Overview of ds385

This website aims to help students get going in the wide wide world of data science. The functions within are meant to showcase simpler (and thus less robust) implementations of more complex topics, which come up frequently throughout data science. Below you’ll find some references that should be useful at various times throughout the semester.


Before we get to any Python, you should first familiarize yourself with at the following topics from MIT’s course The Missing Semester of Your CS Education:

  • Course overview + the shell

  • Shell Tools and Scripting

  • Editors

  • Data Wrangling

  • Command-line Environment

  • Version Control (Git)

We won’t cover all the subtopics, but it wouldn’t hurt you if you did.

If you don’t have a working Python environment and IDE, then I suggest you use Jupyter Desktop for DS385. This isn’t my recommendation for long term use of Python, but it’s a good start.

Stanford’s CS231n course has a good and relatively quick introduction to the Python programming language.

For some help getting started with building a Python package see Alex Kyllo’s post Easy Python Package Publishing with Poetry. Of course the documentation for the Python package poetry, even if it takes a while to figure out.
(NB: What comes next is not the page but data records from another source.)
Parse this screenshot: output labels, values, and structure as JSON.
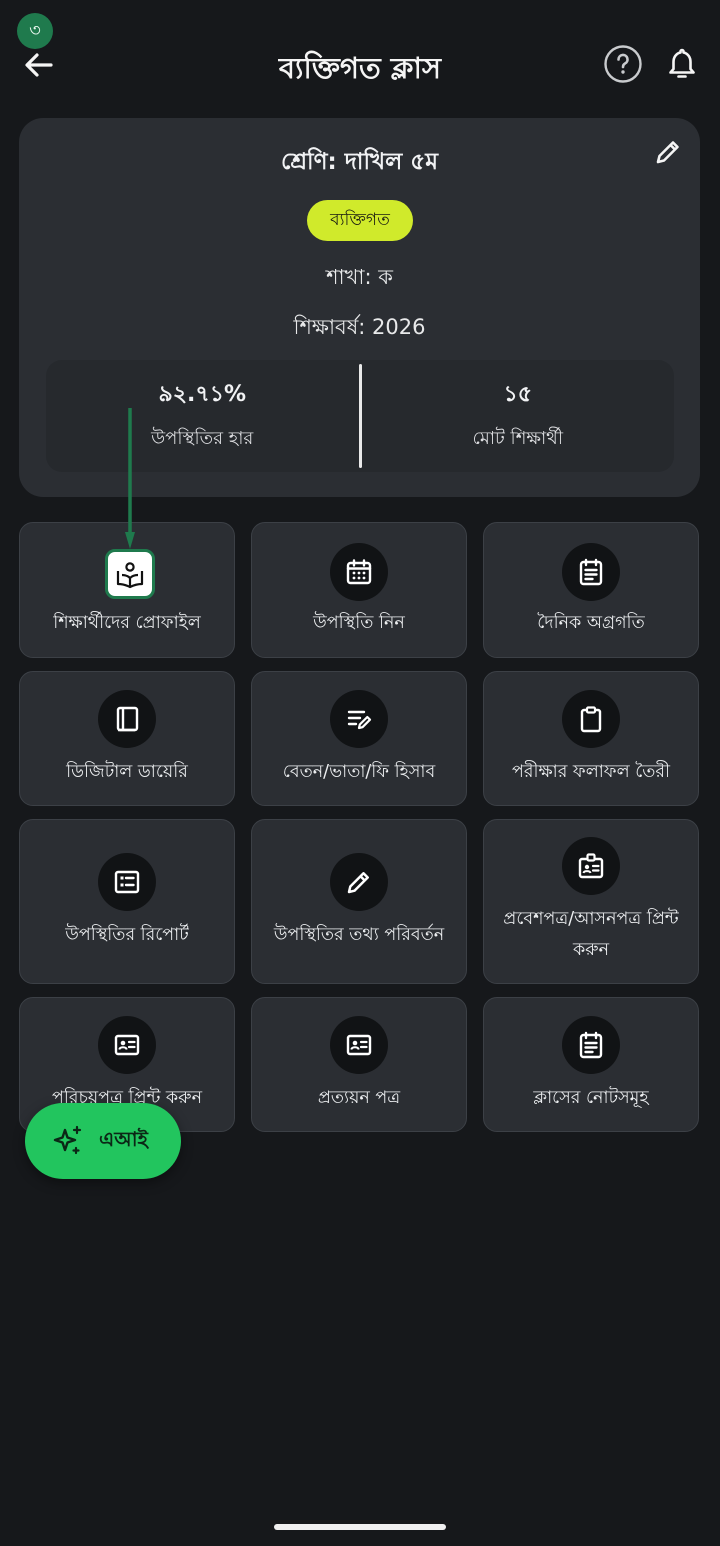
{
  "step_badge": "৩",
  "header": {
    "title": "ব্যক্তিগত ক্লাস"
  },
  "class_info": {
    "name": "শ্রেণি: দাখিল ৫ম",
    "type_badge": "ব্যক্তিগত",
    "section": "শাখা: ক",
    "academic_year": "শিক্ষাবর্ষ: 2026",
    "stats": [
      {
        "value": "৯২.৭১%",
        "label": "উপস্থিতির হার"
      },
      {
        "value": "১৫",
        "label": "মোট শিক্ষার্থী"
      }
    ]
  },
  "menu": [
    {
      "label": "শিক্ষার্থীদের প্রোফাইল",
      "icon": "student-profile-icon"
    },
    {
      "label": "উপস্থিতি নিন",
      "icon": "calendar-icon"
    },
    {
      "label": "দৈনিক অগ্রগতি",
      "icon": "notes-icon"
    },
    {
      "label": "ডিজিটাল ডায়েরি",
      "icon": "book-icon"
    },
    {
      "label": "বেতন/ভাতা/ফি হিসাব",
      "icon": "edit-note-icon"
    },
    {
      "label": "পরীক্ষার ফলাফল তৈরী",
      "icon": "clipboard-icon"
    },
    {
      "label": "উপস্থিতির রিপোর্ট",
      "icon": "list-icon"
    },
    {
      "label": "উপস্থিতির তথ্য পরিবর্তন",
      "icon": "pencil-icon"
    },
    {
      "label": "প্রবেশপত্র/আসনপত্র প্রিন্ট করুন",
      "icon": "badge-icon"
    },
    {
      "label": "পরিচয়পত্র প্রিন্ট করুন",
      "icon": "id-card-icon"
    },
    {
      "label": "প্রত্যয়ন পত্র",
      "icon": "id-card-icon"
    },
    {
      "label": "ক্লাসের নোটসমূহ",
      "icon": "notes-icon"
    }
  ],
  "fab": {
    "label": "এআই"
  },
  "colors": {
    "accent": "#22c55e",
    "badge": "#d0ea2b",
    "annotation": "#1f7a4d"
  }
}
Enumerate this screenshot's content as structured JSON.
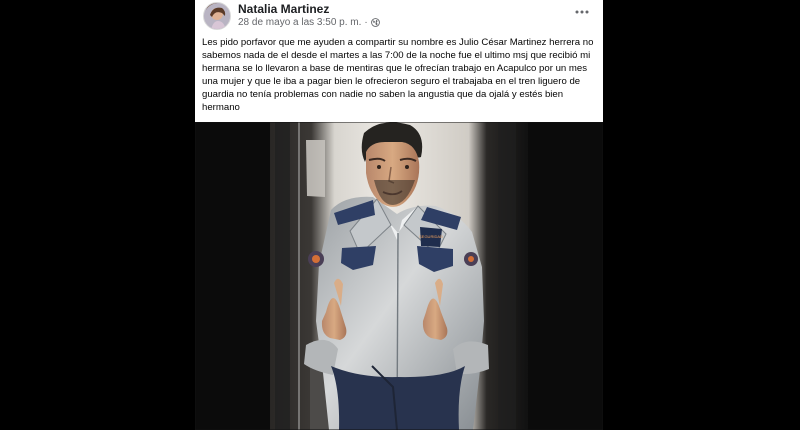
{
  "post": {
    "author": "Natalia Martinez",
    "timestamp": "28 de mayo a las 3:50 p. m.",
    "separator": "·",
    "privacy_icon": "globe-icon",
    "more_icon": "more-horizontal-icon",
    "text": "Les pido porfavor que me ayuden a compartir su nombre es Julio César Martinez herrera no sabemos nada de el desde el martes a las 7:00 de la noche fue el ultimo msj que recibió mi hermana se lo llevaron a base de mentiras que le ofrecían trabajo en Acapulco por un mes una mujer y que le iba a pagar bien le ofrecieron seguro el trabajaba en el tren liguero de guardia no tenía problemas con nadie no saben la angustia que da ojalá y estés bien hermano",
    "emoji_icons": [
      "praying-hands-icon",
      "sad-face-icon",
      "speech-bubble-icon"
    ]
  },
  "photo": {
    "patch_text": "SEGURIDAD"
  },
  "colors": {
    "card_bg": "#ffffff",
    "page_bg": "#000000",
    "text": "#050505",
    "muted": "#65676b"
  }
}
Documentation on the Sphinx markup language reStructured Text.

Tips for contour plots in Python’s Matplotlib from Jake Vanderplas.

Louis Tiao has a nice post about visualizing and animating optimization algorithms with matplotlib.

The book Hands-On Machine Learning with R, by Bradley Boehmke & Brandon Greenwellis, a great resource.

Drawing again on Stanford’s CS231n course, I like their discussion of hyperparameter tuning.

Sebastian Ruder has a fairly popular blog post which provides an overview of some of the more popular gradient descent optimization algorithms, An overview of gradient descent optimization algorithms. John Chen provided a follow up post An updated overview of recent gradient descent algorithms, which includes some more mordern methods.